(Monika Gass)

GANGSTA SHIT. BEG FOR MERCY!  – Stephanie M. Roos (DE)

AIC / IAC Congress 2022

The Academy celebrated its 70th anniversary and the 50th congress from 12 – 16 September 2022 at the headquarters in Geneva, French Switzerland, the cradle of the organization. After Taiwan, this was the first face-to-face AIC meeting for many. The last congress in Latvia, in Posio 2 years ago, was inevitably an online congress because of Covid19 and as such – despite the well-attended chat rooms – somewhat impersonal via ZOOM. The motto for 2022 was Melting Pot: From the alchemist’s crucible to the cultural crucible – also a symbol of the international dimension of a city like Geneva, where diverse cultural and political influences merge. 374 participants from 42 countries attended, 332 in person, 42 via recorded congress.
The 2022 congress was supported by swissceramics – not an easy task, for which a big thank you is due from all sides! More than 30 exhibitions in national and private museums, art galleries and historical or contemporary institutions were part of the event. The two presentations in Nyon and Neuchâtel were outstanding! Works by the AIC membership were exhibited at the Ariana Museum. The new artists admitted 2022 were introduced with their works in an elegant virtual presentation. An international exhibition was also set up in the UN quarter. The title BLING BLING?, which made the parallel Biennale in Carouge a highlight, was also themed with the “Melting Pot”. The quality of the artworks presented there is covered separately: see page 34/35 of this NK/NC.
The 5-day programme of the congress consisted of lectures, discussions, the obligatory general assembly and visits to national and international exhibitions.  

(Monika Gass)

The “German-speaking groupe” outside the UN building

Artist Journal

Pattie Beerens   (Australia)
Standing on the ground, breathing the air, and living by water and food supplied by the earth, we are nevertheless in a technological age of rapid exchanges of virtual values. Pattie Beerens (born 1962) focuses on the relationship between humans and the earth and interpersonal interaction. She collects clay and combines it with cotton threads and other natural materials, colours the works with the colours from plants and foods, which change over time, without using any glaze, and returns them to the earth after exhibitions to continue the cycle of nature.

Yasunaga  Masaomi   (Japan)
Lives and works in Iga-Shi, Mie Prefecture, Japan. Graduated from the Department of Environmental Design of Osaka Sangyo University, Yasunaga Masaomi (born 1982) studied ceramics under the Japanese ceramicist Hoshino Satoru.
Yasunaga works with a combination of feldspar, lime and other materials, examining the effects of using natural materials.
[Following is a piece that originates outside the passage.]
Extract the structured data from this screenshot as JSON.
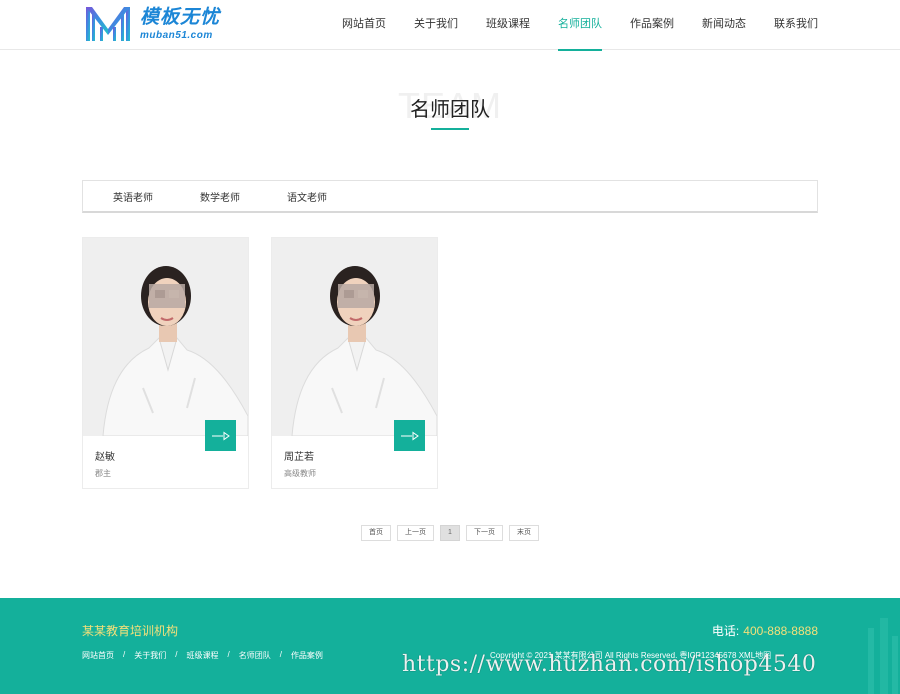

Due to the glaze he used as his primary materials, his works melted and collapsed during the firing process, but the artist used other supporting materials to preserve their basic shapes.

(Ting-Ju SHAO)

Pattie Beerens

Yasunaga Masaomi

In Studio with Melanie Ferguson

Would you tell us about your very interesting biography and how you came to work with clay?

Growing up on the Oregon coast, the beach was central to my focus. A beach walker who became friend was a noted coastal potter that welcomed me to watch and listen as she sculpted with clay, sharing salty analogies such as, “pinch the clay like a crab”, or, “cut the clay like a whale’s tail slices through the water in breach”, while moving her body to the cadence of the story as a gesture to the cut. During that period, my passion was map illustration. Clay dug from a beach hillside added a topographical dimension to my pen and ink illustrations that were influenced by the progression of similar ocean-related analogies for each mountain, river, or valley added to the topography.

(Evelyne Schoenmann)

Melanie Ferguson